=== The data ===
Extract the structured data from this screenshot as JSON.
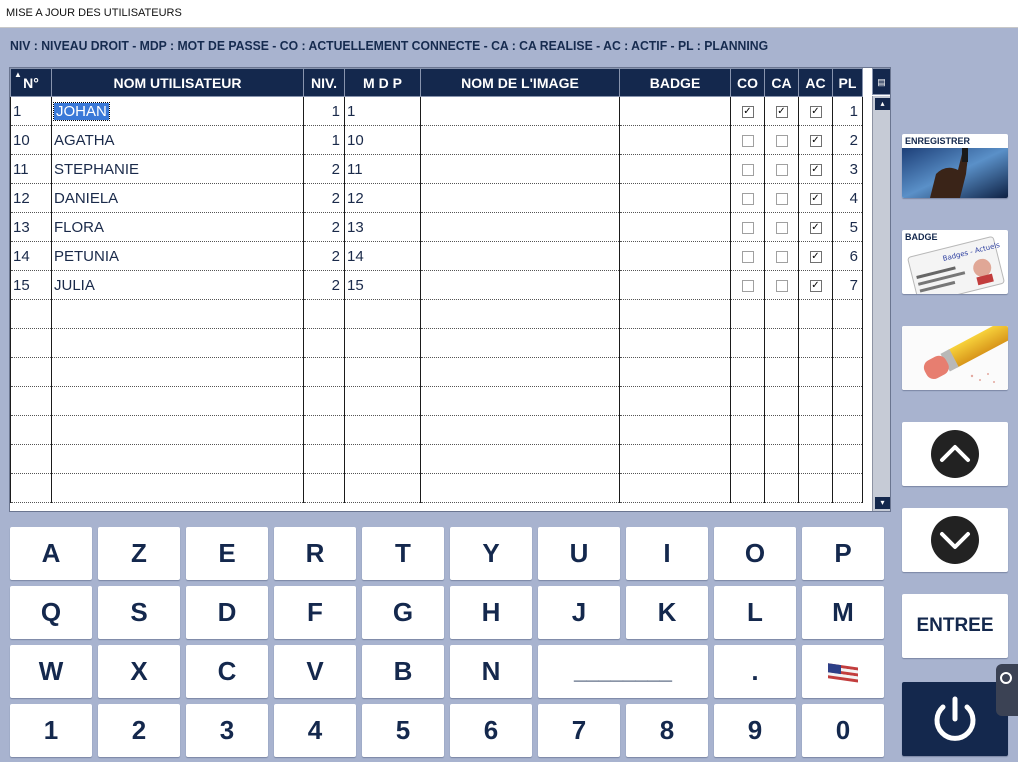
{
  "window": {
    "title": "MISE A JOUR DES UTILISATEURS"
  },
  "legend": "NIV : NIVEAU DROIT   -   MDP : MOT DE PASSE   -   CO : ACTUELLEMENT CONNECTE   -   CA : CA REALISE   -   AC : ACTIF   -   PL : PLANNING",
  "grid": {
    "columns": [
      "N°",
      "NOM UTILISATEUR",
      "NIV.",
      "M D P",
      "NOM DE L'IMAGE",
      "BADGE",
      "CO",
      "CA",
      "AC",
      "PL"
    ],
    "rows": [
      {
        "n": "1",
        "nom": "JOHAN",
        "niv": "1",
        "mdp": "1",
        "image": "",
        "badge": "",
        "co": true,
        "ca": true,
        "ac": true,
        "pl": "1",
        "selected": true
      },
      {
        "n": "10",
        "nom": "AGATHA",
        "niv": "1",
        "mdp": "10",
        "image": "",
        "badge": "",
        "co": false,
        "ca": false,
        "ac": true,
        "pl": "2"
      },
      {
        "n": "11",
        "nom": "STEPHANIE",
        "niv": "2",
        "mdp": "11",
        "image": "",
        "badge": "",
        "co": false,
        "ca": false,
        "ac": true,
        "pl": "3"
      },
      {
        "n": "12",
        "nom": "DANIELA",
        "niv": "2",
        "mdp": "12",
        "image": "",
        "badge": "",
        "co": false,
        "ca": false,
        "ac": true,
        "pl": "4"
      },
      {
        "n": "13",
        "nom": "FLORA",
        "niv": "2",
        "mdp": "13",
        "image": "",
        "badge": "",
        "co": false,
        "ca": false,
        "ac": true,
        "pl": "5"
      },
      {
        "n": "14",
        "nom": "PETUNIA",
        "niv": "2",
        "mdp": "14",
        "image": "",
        "badge": "",
        "co": false,
        "ca": false,
        "ac": true,
        "pl": "6"
      },
      {
        "n": "15",
        "nom": "JULIA",
        "niv": "2",
        "mdp": "15",
        "image": "",
        "badge": "",
        "co": false,
        "ca": false,
        "ac": true,
        "pl": "7"
      }
    ],
    "empty_rows": 7
  },
  "keyboard": {
    "rows": [
      [
        "A",
        "Z",
        "E",
        "R",
        "T",
        "Y",
        "U",
        "I",
        "O",
        "P"
      ],
      [
        "Q",
        "S",
        "D",
        "F",
        "G",
        "H",
        "J",
        "K",
        "L",
        "M"
      ],
      [
        "W",
        "X",
        "C",
        "V",
        "B",
        "N",
        "________",
        ".",
        "flag"
      ],
      [
        "1",
        "2",
        "3",
        "4",
        "5",
        "6",
        "7",
        "8",
        "9",
        "0"
      ]
    ]
  },
  "side": {
    "save_label": "ENREGISTRER",
    "badge_label": "BADGE",
    "badge_card_text": "Badges - Actuels",
    "entree_label": "ENTREE"
  },
  "colors": {
    "navy": "#14284d",
    "background": "#a8b3cf",
    "selection": "#3a79d8"
  }
}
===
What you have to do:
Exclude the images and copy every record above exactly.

Written reply:
Extract the structured data from this screenshot as JSON.
{
  "window": {
    "title": "MISE A JOUR DES UTILISATEURS"
  },
  "legend": "NIV : NIVEAU DROIT   -   MDP : MOT DE PASSE   -   CO : ACTUELLEMENT CONNECTE   -   CA : CA REALISE   -   AC : ACTIF   -   PL : PLANNING",
  "grid": {
    "columns": [
      "N°",
      "NOM UTILISATEUR",
      "NIV.",
      "M D P",
      "NOM DE L'IMAGE",
      "BADGE",
      "CO",
      "CA",
      "AC",
      "PL"
    ],
    "rows": [
      {
        "n": "1",
        "nom": "JOHAN",
        "niv": "1",
        "mdp": "1",
        "image": "",
        "badge": "",
        "co": true,
        "ca": true,
        "ac": true,
        "pl": "1",
        "selected": true
      },
      {
        "n": "10",
        "nom": "AGATHA",
        "niv": "1",
        "mdp": "10",
        "image": "",
        "badge": "",
        "co": false,
        "ca": false,
        "ac": true,
        "pl": "2"
      },
      {
        "n": "11",
        "nom": "STEPHANIE",
        "niv": "2",
        "mdp": "11",
        "image": "",
        "badge": "",
        "co": false,
        "ca": false,
        "ac": true,
        "pl": "3"
      },
      {
        "n": "12",
        "nom": "DANIELA",
        "niv": "2",
        "mdp": "12",
        "image": "",
        "badge": "",
        "co": false,
        "ca": false,
        "ac": true,
        "pl": "4"
      },
      {
        "n": "13",
        "nom": "FLORA",
        "niv": "2",
        "mdp": "13",
        "image": "",
        "badge": "",
        "co": false,
        "ca": false,
        "ac": true,
        "pl": "5"
      },
      {
        "n": "14",
        "nom": "PETUNIA",
        "niv": "2",
        "mdp": "14",
        "image": "",
        "badge": "",
        "co": false,
        "ca": false,
        "ac": true,
        "pl": "6"
      },
      {
        "n": "15",
        "nom": "JULIA",
        "niv": "2",
        "mdp": "15",
        "image": "",
        "badge": "",
        "co": false,
        "ca": false,
        "ac": true,
        "pl": "7"
      }
    ],
    "empty_rows": 7
  },
  "keyboard": {
    "rows": [
      [
        "A",
        "Z",
        "E",
        "R",
        "T",
        "Y",
        "U",
        "I",
        "O",
        "P"
      ],
      [
        "Q",
        "S",
        "D",
        "F",
        "G",
        "H",
        "J",
        "K",
        "L",
        "M"
      ],
      [
        "W",
        "X",
        "C",
        "V",
        "B",
        "N",
        "________",
        ".",
        "flag"
      ],
      [
        "1",
        "2",
        "3",
        "4",
        "5",
        "6",
        "7",
        "8",
        "9",
        "0"
      ]
    ]
  },
  "side": {
    "save_label": "ENREGISTRER",
    "badge_label": "BADGE",
    "badge_card_text": "Badges - Actuels",
    "entree_label": "ENTREE"
  },
  "colors": {
    "navy": "#14284d",
    "background": "#a8b3cf",
    "selection": "#3a79d8"
  }
}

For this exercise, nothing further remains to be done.